◆ Task statement:
From the records below, find each line with the string "title" and copy it.

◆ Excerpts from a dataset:
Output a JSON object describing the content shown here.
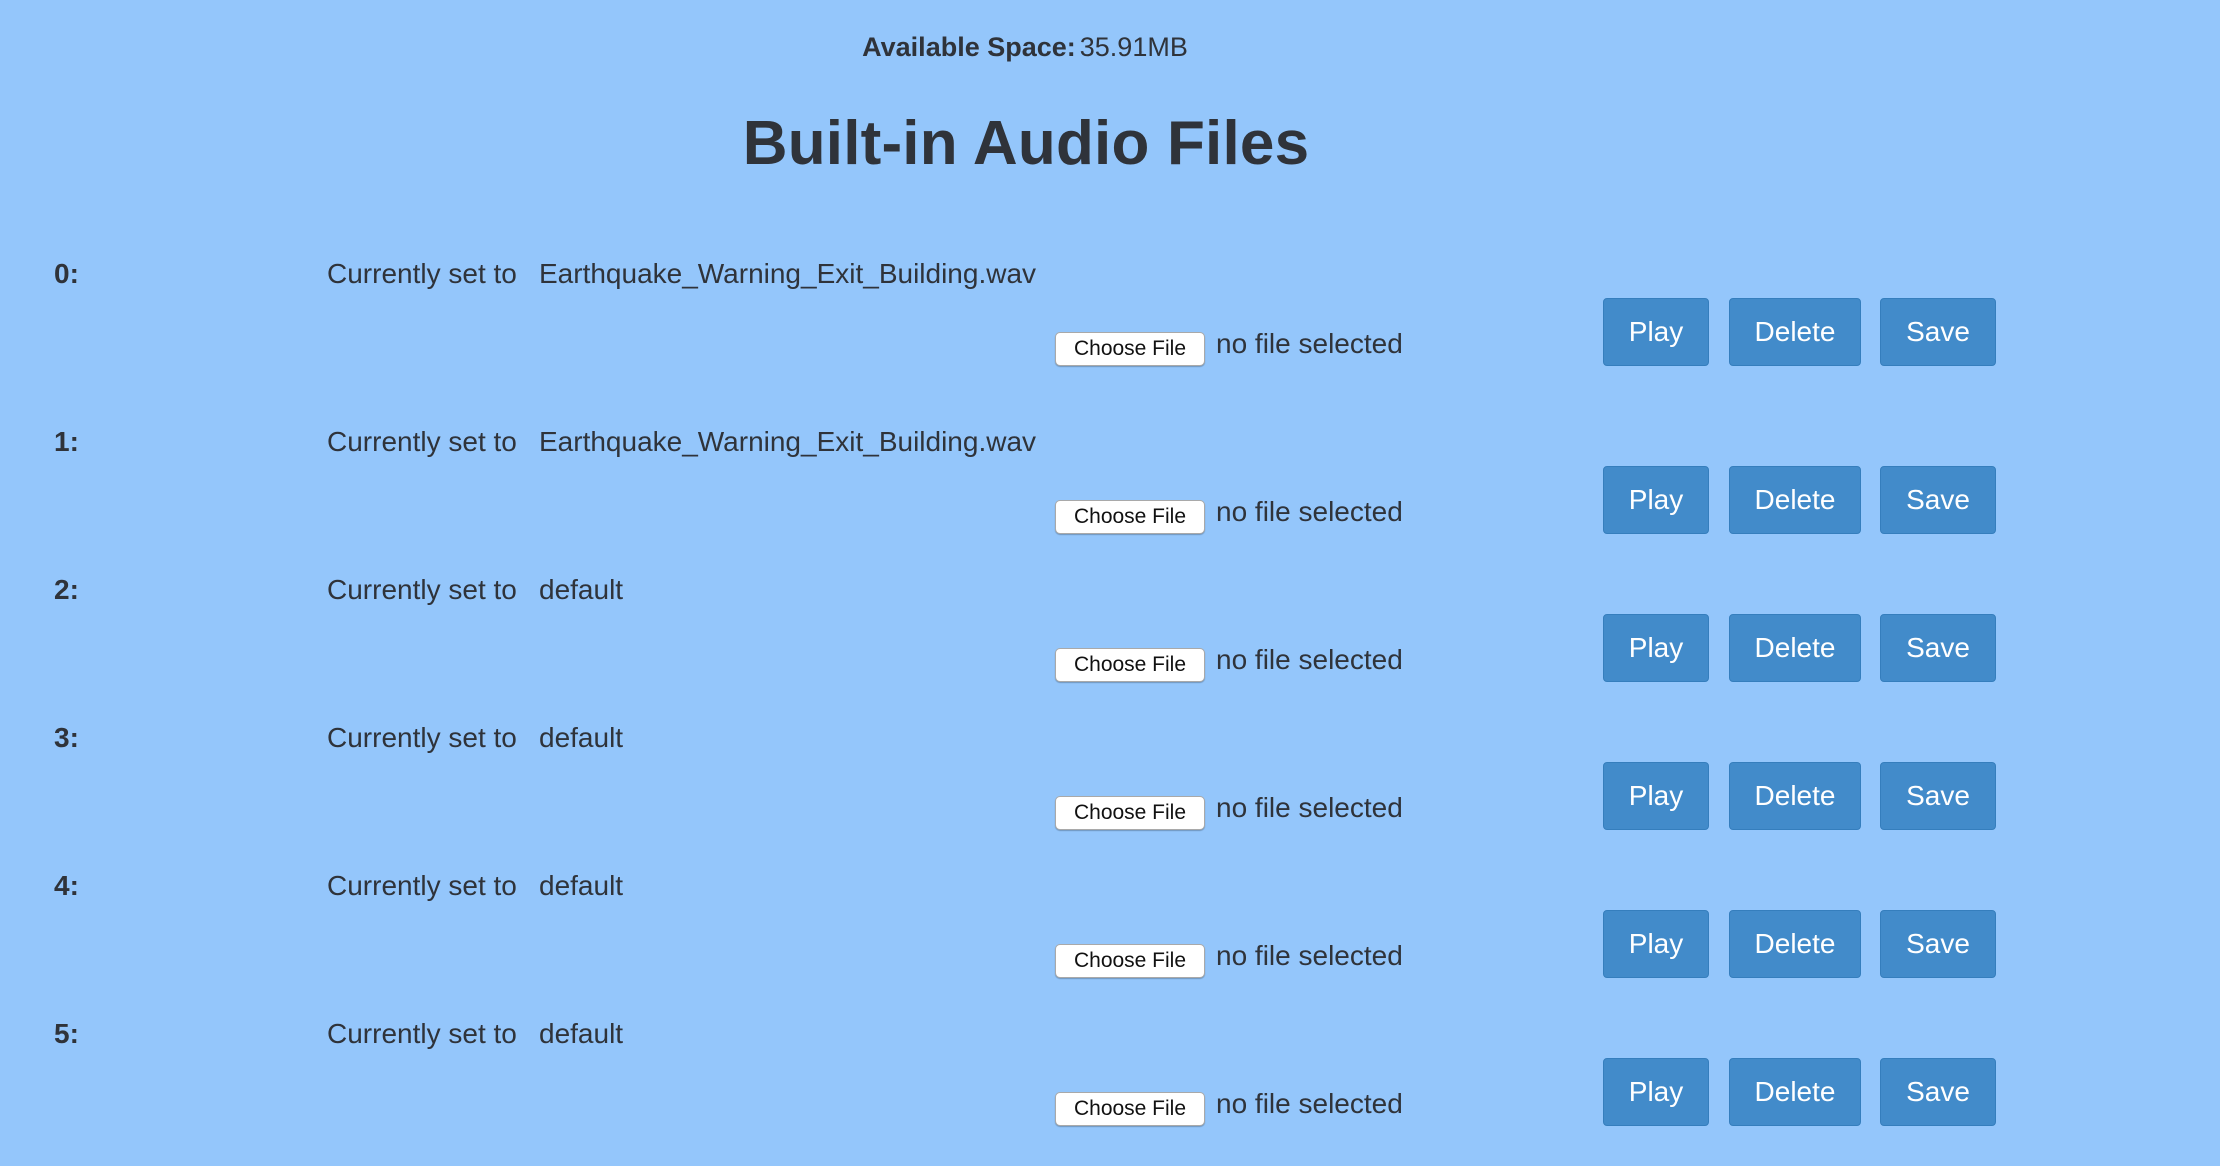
{
  "header": {
    "available_space_label": "Available Space:",
    "available_space_value": "35.91MB",
    "title": "Built-in Audio Files"
  },
  "labels": {
    "currently_set_to": "Currently set to",
    "choose_file": "Choose File",
    "no_file_selected": "no file selected",
    "play": "Play",
    "delete": "Delete",
    "save": "Save"
  },
  "slots": [
    {
      "index": "0:",
      "current": "Earthquake_Warning_Exit_Building.wav"
    },
    {
      "index": "1:",
      "current": "Earthquake_Warning_Exit_Building.wav"
    },
    {
      "index": "2:",
      "current": "default"
    },
    {
      "index": "3:",
      "current": "default"
    },
    {
      "index": "4:",
      "current": "default"
    },
    {
      "index": "5:",
      "current": "default"
    }
  ],
  "colors": {
    "background": "#94c6fb",
    "button": "#428bca",
    "text": "#2f333a"
  }
}
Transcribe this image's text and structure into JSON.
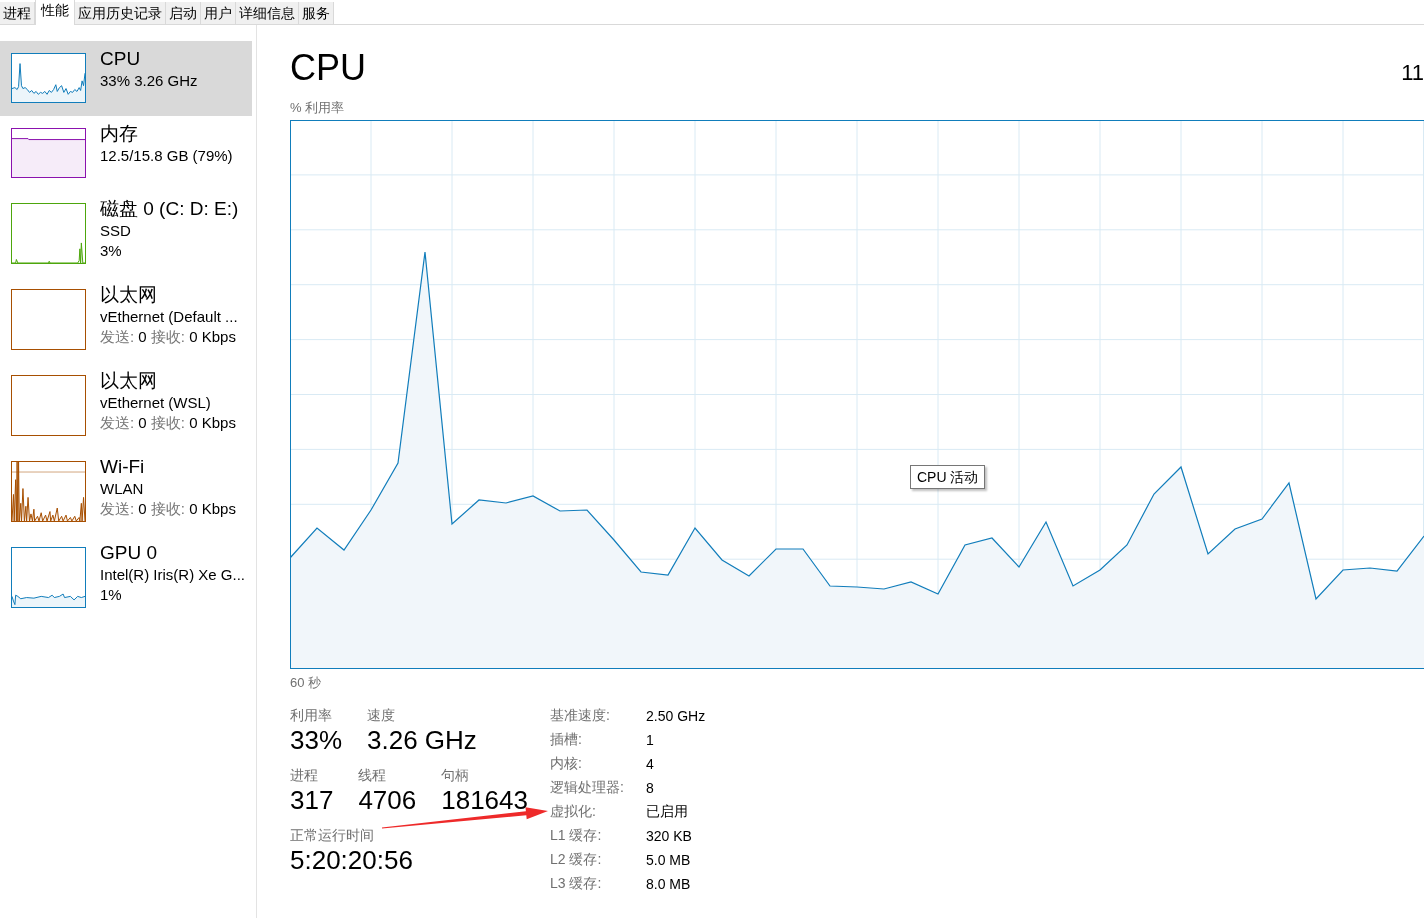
{
  "tabs": [
    {
      "label": "进程",
      "selected": false
    },
    {
      "label": "性能",
      "selected": true
    },
    {
      "label": "应用历史记录",
      "selected": false
    },
    {
      "label": "启动",
      "selected": false
    },
    {
      "label": "用户",
      "selected": false
    },
    {
      "label": "详细信息",
      "selected": false
    },
    {
      "label": "服务",
      "selected": false
    }
  ],
  "sidebar": {
    "items": [
      {
        "title": "CPU",
        "selected": true,
        "color": "#117dbb",
        "lines": [
          {
            "kind": "text",
            "text": "33% 3.26 GHz"
          }
        ]
      },
      {
        "title": "内存",
        "selected": false,
        "color": "#8b12ae",
        "lines": [
          {
            "kind": "text",
            "text": "12.5/15.8 GB (79%)"
          }
        ]
      },
      {
        "title": "磁盘 0 (C: D: E:)",
        "selected": false,
        "color": "#4da60c",
        "lines": [
          {
            "kind": "text",
            "text": "SSD"
          },
          {
            "kind": "text",
            "text": "3%"
          }
        ]
      },
      {
        "title": "以太网",
        "selected": false,
        "color": "#a74f01",
        "lines": [
          {
            "kind": "text",
            "text": "vEthernet (Default ..."
          },
          {
            "kind": "rate",
            "sent_label": "发送:",
            "sent": "0",
            "received_label": "接收:",
            "received": "0 Kbps"
          }
        ]
      },
      {
        "title": "以太网",
        "selected": false,
        "color": "#a74f01",
        "lines": [
          {
            "kind": "text",
            "text": "vEthernet (WSL)"
          },
          {
            "kind": "rate",
            "sent_label": "发送:",
            "sent": "0",
            "received_label": "接收:",
            "received": "0 Kbps"
          }
        ]
      },
      {
        "title": "Wi-Fi",
        "selected": false,
        "color": "#a74f01",
        "lines": [
          {
            "kind": "text",
            "text": "WLAN"
          },
          {
            "kind": "rate",
            "sent_label": "发送:",
            "sent": "0",
            "received_label": "接收:",
            "received": "0 Kbps"
          }
        ]
      },
      {
        "title": "GPU 0",
        "selected": false,
        "color": "#117dbb",
        "lines": [
          {
            "kind": "text",
            "text": "Intel(R) Iris(R) Xe G..."
          },
          {
            "kind": "text",
            "text": "1%"
          }
        ]
      }
    ]
  },
  "detail": {
    "title": "CPU",
    "right_text": "11",
    "graph": {
      "ylabel": "% 利用率",
      "xlabel": "60 秒",
      "tooltip": "CPU 活动"
    },
    "stat_rows": [
      {
        "items": [
          {
            "label": "利用率",
            "value": "33%"
          },
          {
            "label": "速度",
            "value": "3.26 GHz"
          }
        ]
      },
      {
        "items": [
          {
            "label": "进程",
            "value": "317"
          },
          {
            "label": "线程",
            "value": "4706"
          },
          {
            "label": "句柄",
            "value": "181643"
          }
        ]
      },
      {
        "items": [
          {
            "label": "正常运行时间",
            "value": "5:20:20:56"
          }
        ]
      }
    ],
    "properties": [
      {
        "label": "基准速度:",
        "value": "2.50 GHz"
      },
      {
        "label": "插槽:",
        "value": "1"
      },
      {
        "label": "内核:",
        "value": "4"
      },
      {
        "label": "逻辑处理器:",
        "value": "8"
      },
      {
        "label": "虚拟化:",
        "value": "已启用"
      },
      {
        "label": "L1 缓存:",
        "value": "320 KB"
      },
      {
        "label": "L2 缓存:",
        "value": "5.0 MB"
      },
      {
        "label": "L3 缓存:",
        "value": "8.0 MB"
      }
    ]
  }
}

◆ Response for this exercise:
    "title": "Built-in Audio Files"
        "title": "CPU",
        "title": "内存",
        "title": "磁盘 0 (C: D: E:)",
        "title": "以太网",
        "title": "以太网",
        "title": "Wi-Fi",
        "title": "GPU 0",
    "title": "CPU",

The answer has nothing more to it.